In the afternoon session, Gersende Fort gave a talk on a generalisation of the Wang-Landau algorithm, which modifies the true weights of the elements of a partition of the sampling space, to increase visits to low [probability] elements and jumps between modes. The idea is to rely on tempered versions of the original weights, learned by stochastic approximation. With an extra layer of adaptivity. Leading to an improvement with parameters that depends on the phase of the stochastic approximation. The second talk was by David Sanders on a recent paper in Chaos about importance sampling for rare events of (deterministic) billiard dynamics. With diffusive limits which tails are hard to evaluate, except by importance sampling. And the last talk of the day was by Anton Martinsson on simulated tempering for a molecular alignment problem. With weights of different temperatures proportional to the inverse of the corresponding normalising constants, which themselves can be learned by a form of bridge sampling  if I got it right.

On a very minor note, I heard at breakfast a pretty good story from a fellow participant having to give a talk at a conference that was moved to a very early time in the morning due to an official appearing at a later time and as a result “enjoying” a very small audience to the point that a cleaning lady appeared and started cleaning the board as she could not conceive the talks had already started! Reminding me of this picture at IHP.

Oaxaca sunrise [#2]

Posted in Mountains, pictures, Running with tags , , , , , , , on November 15, 2018 by xi'an

computational statistics and molecular simulation [18w5023]

Posted in Books, Kids, pictures, Statistics, Travel, University life with tags , , , , , , , , , , , , , , , , , , , , , , , , , on November 15, 2018 by xi'an

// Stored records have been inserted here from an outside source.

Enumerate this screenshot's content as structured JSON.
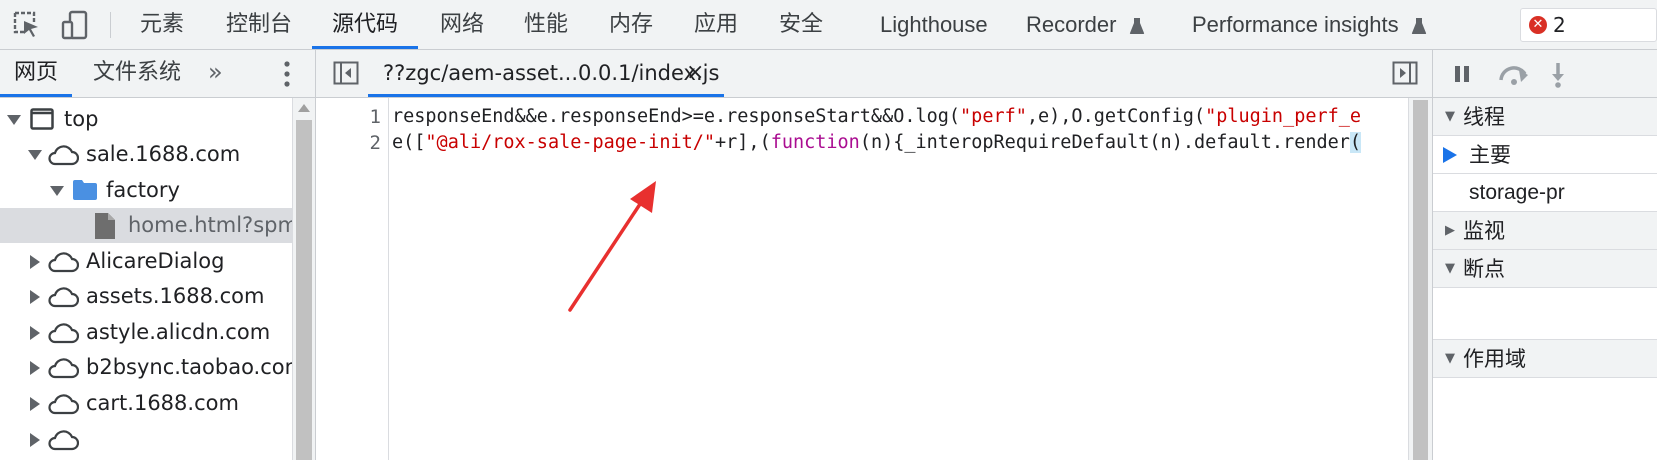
{
  "toolbar": {
    "tabs": [
      {
        "label": "元素"
      },
      {
        "label": "控制台"
      },
      {
        "label": "源代码",
        "active": true
      },
      {
        "label": "网络"
      },
      {
        "label": "性能"
      },
      {
        "label": "内存"
      },
      {
        "label": "应用"
      },
      {
        "label": "安全"
      },
      {
        "label": "Lighthouse"
      },
      {
        "label": "Recorder"
      },
      {
        "label": "Performance insights"
      }
    ],
    "error_count": "2"
  },
  "navigator": {
    "tabs": [
      {
        "label": "网页",
        "active": true
      },
      {
        "label": "文件系统"
      }
    ],
    "more": "»",
    "tree": [
      {
        "label": "top",
        "icon": "frame-icon",
        "expanded": true
      },
      {
        "label": "sale.1688.com",
        "icon": "cloud-icon",
        "expanded": true
      },
      {
        "label": "factory",
        "icon": "folder-icon",
        "expanded": true
      },
      {
        "label": "home.html?spm=",
        "icon": "file-icon",
        "selected": true
      },
      {
        "label": "AlicareDialog",
        "icon": "cloud-icon"
      },
      {
        "label": "assets.1688.com",
        "icon": "cloud-icon"
      },
      {
        "label": "astyle.alicdn.com",
        "icon": "cloud-icon"
      },
      {
        "label": "b2bsync.taobao.com",
        "icon": "cloud-icon"
      },
      {
        "label": "cart.1688.com",
        "icon": "cloud-icon"
      }
    ]
  },
  "editor": {
    "tab_label": "??zgc/aem-asset...0.0.1/index.js",
    "close": "×",
    "lines": [
      {
        "number": "1",
        "segments": [
          {
            "text": "responseEnd&&e.responseEnd>=e.responseStart&&O.log(",
            "class": ""
          },
          {
            "text": "\"perf\"",
            "class": "str"
          },
          {
            "text": ",e),O.getConfig(",
            "class": ""
          },
          {
            "text": "\"plugin_perf_e",
            "class": "str"
          }
        ]
      },
      {
        "number": "2",
        "segments": [
          {
            "text": "e([",
            "class": ""
          },
          {
            "text": "\"@ali/rox-sale-page-init/\"",
            "class": "str"
          },
          {
            "text": "+r],(",
            "class": ""
          },
          {
            "text": "function",
            "class": "kw"
          },
          {
            "text": "(n){_interopRequireDefault(n).default.render",
            "class": ""
          },
          {
            "text": "(",
            "class": "bracket"
          }
        ]
      }
    ]
  },
  "debugger": {
    "sections": {
      "threads": "线程",
      "main_thread": "主要",
      "storage": "storage-pr",
      "watch": "监视",
      "breakpoints": "断点",
      "scope": "作用域"
    }
  },
  "colors": {
    "accent": "#1a73e8",
    "annotation": "#e8302f",
    "folder": "#4a90e2"
  }
}
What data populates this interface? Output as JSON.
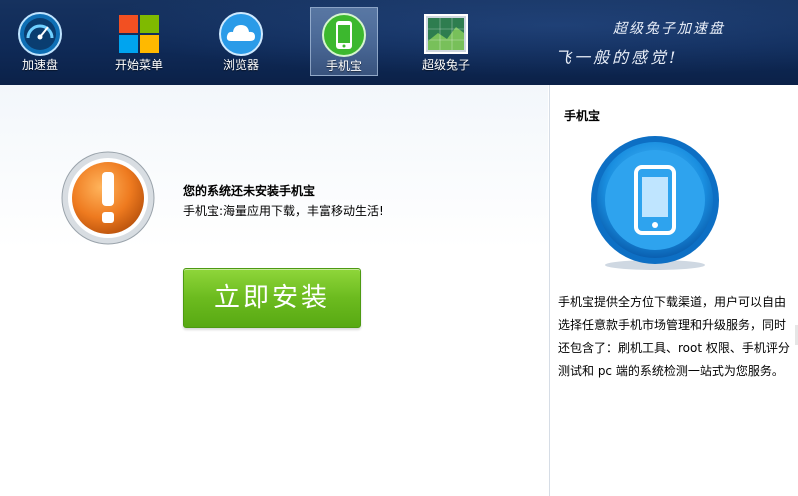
{
  "toolbar": {
    "items": [
      {
        "label": "加速盘",
        "icon": "speed-gauge-icon",
        "active": false
      },
      {
        "label": "开始菜单",
        "icon": "windows-logo-icon",
        "active": false
      },
      {
        "label": "浏览器",
        "icon": "cloud-icon",
        "active": false
      },
      {
        "label": "手机宝",
        "icon": "mobile-phone-icon",
        "active": true
      },
      {
        "label": "超级兔子",
        "icon": "super-rabbit-icon",
        "active": false
      }
    ],
    "slogan_line1": "超级兔子加速盘",
    "slogan_line2": "飞一般的感觉!"
  },
  "main": {
    "message_title": "您的系统还未安装手机宝",
    "message_subtitle": "手机宝:海量应用下载，丰富移动生活!",
    "install_button": "立即安装"
  },
  "side": {
    "title": "手机宝",
    "description": "手机宝提供全方位下载渠道，用户可以自由选择任意款手机市场管理和升级服务，同时还包含了：刷机工具、root 权限、手机评分测试和 pc 端的系统检测一站式为您服务。"
  },
  "colors": {
    "toolbar_bg": "#0f2a57",
    "install_green": "#6cbb1f",
    "warning_orange": "#e8741a",
    "phone_blue": "#1a8fe0"
  }
}
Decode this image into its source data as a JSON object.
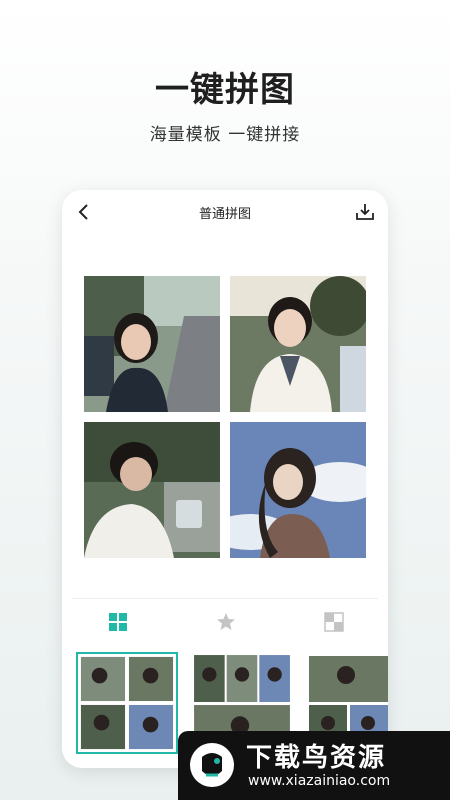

 I truly missed the gist of the first talk of the Wednesday morning of our X fertilisation workshop by Jianfeng Lu partly due to notations, although the topic very much correlated to my interests like path sampling, with an augmented version of HMC using an auxiliary indicator. And mentions made of BAOAB. Next, Marcello Pereyra spoke about Bayesian image analysis, with the difficulty of setting a prior on an image. In case of astronomical images there are motivations for an L¹ penalisation sparse prior. Sampling is an issue. Moreau-Yoshida proximal optimisation is used instead, in connection with our MCMC survey published in Stats & Computing two years ago. Transferability was a new concept for me, as introduced by Kerrie Mengersen (QUT), to extrapolate an estimated model to another system without using the posterior as a prior. With a great interlude about the crown of thorns starfish killer robot! Rather a prior determination based on historical data, in connection with recent (2018) Technometrics and Bayesian Analysis papers towards rejecting non-plausible priors. Without reading the papers (!), and before discussing the matter with Kerrie, here or in Marseille, I wonder at which level of precision this can be conducted. The use of summary statistics for prior calibration gave the approach an ABC flavour.

The hand-on session was Jonathan Mattingly’s discussion of gerrymandering reflecting on his experience at court! Hard to beat for an engaging talk reaching between communities. As it happens I discussed the original paper last year. Of course it was much more exciting to listen to Jonathan explaining his vision of the problem! Too bad I “had” to leave before the end for a [most enjoyable] rock climbing afternoon… To be continued at the dinner table! (Plus we got the complete explanation of the term gerrymandering, including this salamander rendering of the first identified as gerrymandered district!)